What this all meant was that by the time I reached the long, slow hill of Summit Drive, I’d already been pushing. I’d already been persistent. The hill was actually fairly easy, and my training was more than adequate. But what I remember feeling as I ran up that beautiful street with the thousands of cheering people trying to lend me their energy, was a saddness and an annoyance that my knee pain meant that I was surviving rather than thriving as my ass-kickin’ training should have let me do. Under the layer of pain, I could feel how well I was doing.
At this point – mile 22 or so – I stopped being able to spectate the spectators. I stopped looking at the houses and the trees and the crowds. I looked a few meters ahead of myself at the road and I ran. I waited for the top of that long, long incline. Because I knew that at the top there was a left turn. And that left turn would lead me to the cathedral. And that cathedral was on a hill. And right there I would see the end. The finish line.

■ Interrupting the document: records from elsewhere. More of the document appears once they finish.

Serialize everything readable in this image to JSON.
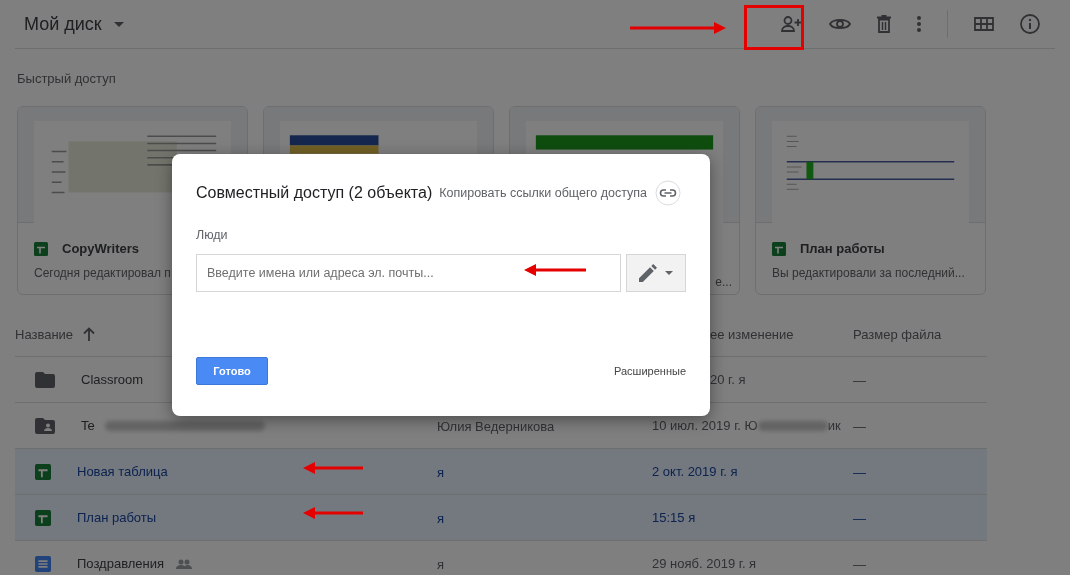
{
  "drive": {
    "title": "Мой диск"
  },
  "quick_access": {
    "title": "Быстрый доступ",
    "cards": [
      {
        "kind": "sheet",
        "name": "CopyWriters",
        "subtitle": "Сегодня редактировал п"
      },
      {
        "kind": "banner"
      },
      {
        "kind": "bar-sheet",
        "subtitle": "е...",
        "partly_hidden": true
      },
      {
        "kind": "sheet",
        "name": "План работы",
        "subtitle": "Вы редактировали за последний..."
      }
    ]
  },
  "table": {
    "columns": [
      {
        "label": "Название",
        "sorted": true
      },
      {
        "label": "ее изменение",
        "partly_hidden": true
      },
      {
        "label": "Размер файла"
      }
    ],
    "rows": [
      {
        "kind": "folder",
        "name": "Classroom",
        "modified": "20 г. я",
        "modified_partly_hidden": true,
        "size": "—",
        "selected": false
      },
      {
        "kind": "shared-folder",
        "name": "Te",
        "name_blurred": true,
        "owner": "Юлия Ведерникова",
        "modified": "10 июл. 2019 г. Ю",
        "modified_blurred": true,
        "modified_tail": "ик",
        "size": "—",
        "selected": false
      },
      {
        "kind": "sheet",
        "name": "Новая таблица",
        "owner": "я",
        "modified": "2 окт. 2019 г. я",
        "size": "—",
        "selected": true
      },
      {
        "kind": "sheet",
        "name": "План работы",
        "owner": "я",
        "modified": "15:15 я",
        "size": "—",
        "selected": true
      },
      {
        "kind": "doc",
        "name": "Поздравления",
        "shared": true,
        "owner": "я",
        "modified": "29 нояб. 2019 г. я",
        "size": "—",
        "selected": false
      }
    ]
  },
  "share_dialog": {
    "title": "Совместный доступ (2 объекта)",
    "copy_link": "Копировать ссылки общего доступа",
    "people_label": "Люди",
    "people_input": {
      "placeholder": "Введите имена или адреса эл. почты..."
    },
    "done_button": "Готово",
    "advanced_link": "Расширенные"
  }
}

It took forever.
There was a part of me that considered whether I’d be able to do it, or whether I would stop. “Stop?!” the rest of me wondered. “Stop? But that would mean having to train a second time and run all these miles a second time just to be able to say I’d finished my first marathon.” No. Stubbornness is a virtue sometimes.
It took forever, those miles between 22 and 25. I could feel my ability to cope, the store of persistence, crumbling. It took forever. But the cathedral did come. The capitol building did gleam white in the bright sun. The tens of thousands of spectators did shoo my doubts away.

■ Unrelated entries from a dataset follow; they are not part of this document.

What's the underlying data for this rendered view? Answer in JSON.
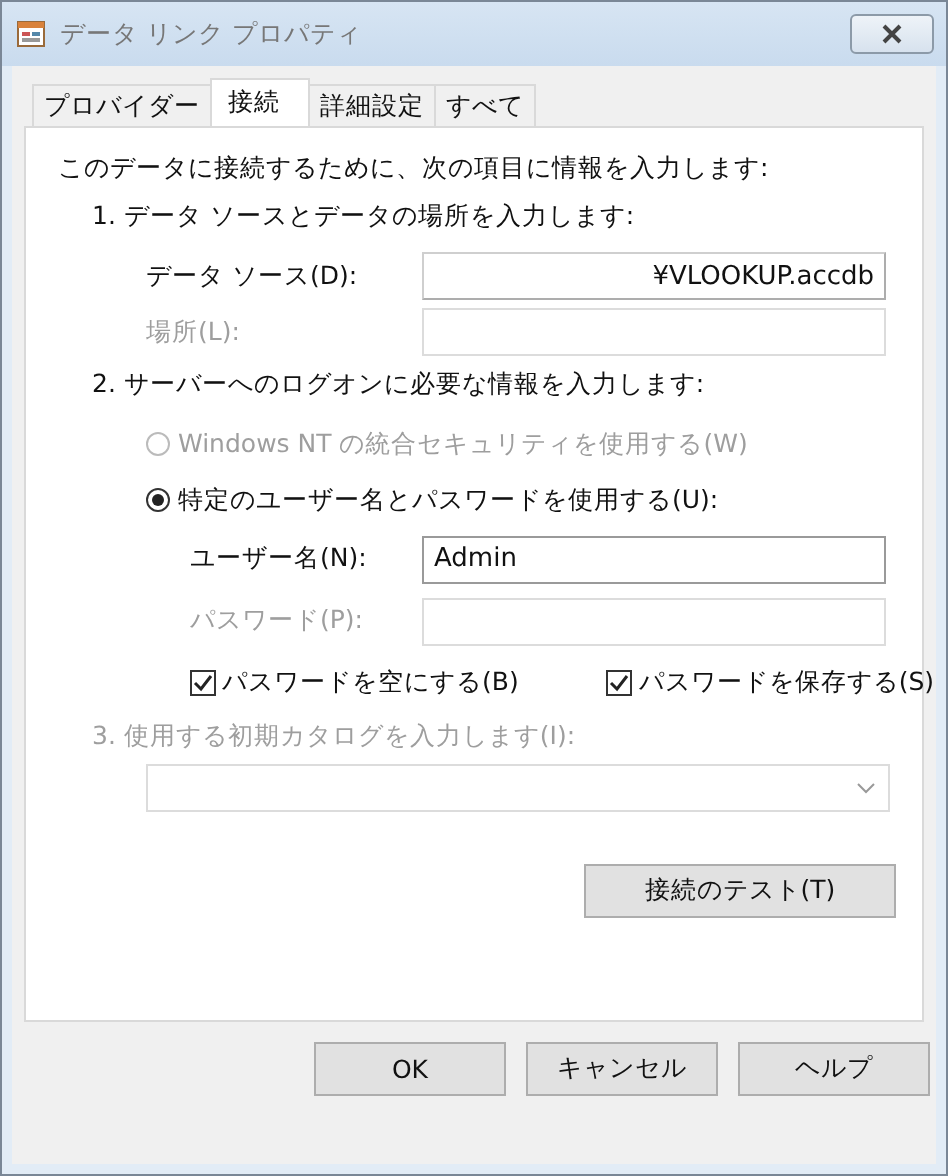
{
  "window": {
    "title": "データ リンク プロパティ"
  },
  "tabs": [
    {
      "label": "プロバイダー",
      "selected": false
    },
    {
      "label": "接続",
      "selected": true
    },
    {
      "label": "詳細設定",
      "selected": false
    },
    {
      "label": "すべて",
      "selected": false
    }
  ],
  "intro": "このデータに接続するために、次の項目に情報を入力します:",
  "section_1": {
    "heading": "1. データ ソースとデータの場所を入力します:",
    "fields": [
      {
        "label": "データ ソース(D):",
        "value": "¥VLOOKUP.accdb",
        "disabled": false
      },
      {
        "label": "場所(L):",
        "disabled": true
      }
    ]
  },
  "section_2": {
    "heading": "2. サーバーへのログオンに必要な情報を入力します:",
    "options": [
      {
        "label": "Windows NT の統合セキュリティを使用する(W)",
        "selected": false,
        "disabled": true
      },
      {
        "label": "特定のユーザー名とパスワードを使用する(U):",
        "selected": true,
        "disabled": false
      }
    ],
    "fields": [
      {
        "label": "ユーザー名(N):",
        "value": "Admin",
        "disabled": false
      },
      {
        "label": "パスワード(P):",
        "disabled": true
      }
    ],
    "checkboxes": [
      {
        "label": "パスワードを空にする(B)",
        "checked": true
      },
      {
        "label": "パスワードを保存する(S)",
        "checked": true
      }
    ]
  },
  "section_3": {
    "heading": "3. 使用する初期カタログを入力します(I):",
    "disabled": true
  },
  "test_button": "接続のテスト(T)",
  "buttons": [
    "OK",
    "キャンセル",
    "ヘルプ"
  ]
}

Now the memories become like snapshots: Look for the kids and Rainer’s parents. There they were! Give a loud, “Wooot!” Blow kisses. Finish line. Finisher’s medal glinting in the sun and feeling solid around my neck. Cry on Rainer’s shoulder. Not hungry or thirsty, but he made me eat and drink a little. Walk around.
I felt happy. I felt victorious. I felt quiet.
The funny thing about my time is that as I ran toward the finish line, the clock was ticking toward 4:50 and I wondered if I could get there before then. To beat 4:50 seemed like a strong finish after all that pain. But I had nothing left with which to speed up. Fine. Finishing is the strong finish, I thought. And it was only once I was across the line and looking at my watch that I remembered that I was in the second wave of runners. That clock was showing the time the gun went off, and my timing chip would reflect the 6 minutes or so that it took to reach the start line. So that completely satisfying time of 4:44:40 was absolutely unfudged.
It’s been a week since the marathon today. Sometimes I’m sad when I think of it, regretting the fact that the mystery pain stole the run from me. The whole race could have been as much fun as the first 90 minutes. On the other hand, there’s a pride that comes from dealing with something difficult for so long. I did it. And I did it in pain.
Will I do another? Yes. I didn’t hate it at any part, during or after and I like how fit I am. But I don’t see myself doing one next year. I’m thinking every other year is a good plan. A bit of rest and maybe some fun with triathlons one year, and then another year with a marathon.
4:44:40. It really was just another long run. And yet, it was a run that changed how I see myself. I can remember being overweight and under-motivated so clearly. I never thought I’d be a runner. Then I was a runner but I never thought I’d be a long distance runner. Then I ran half-marathons and thought I’d never run marathons.
Never. What a silly word. Take it from me: Do impossible things.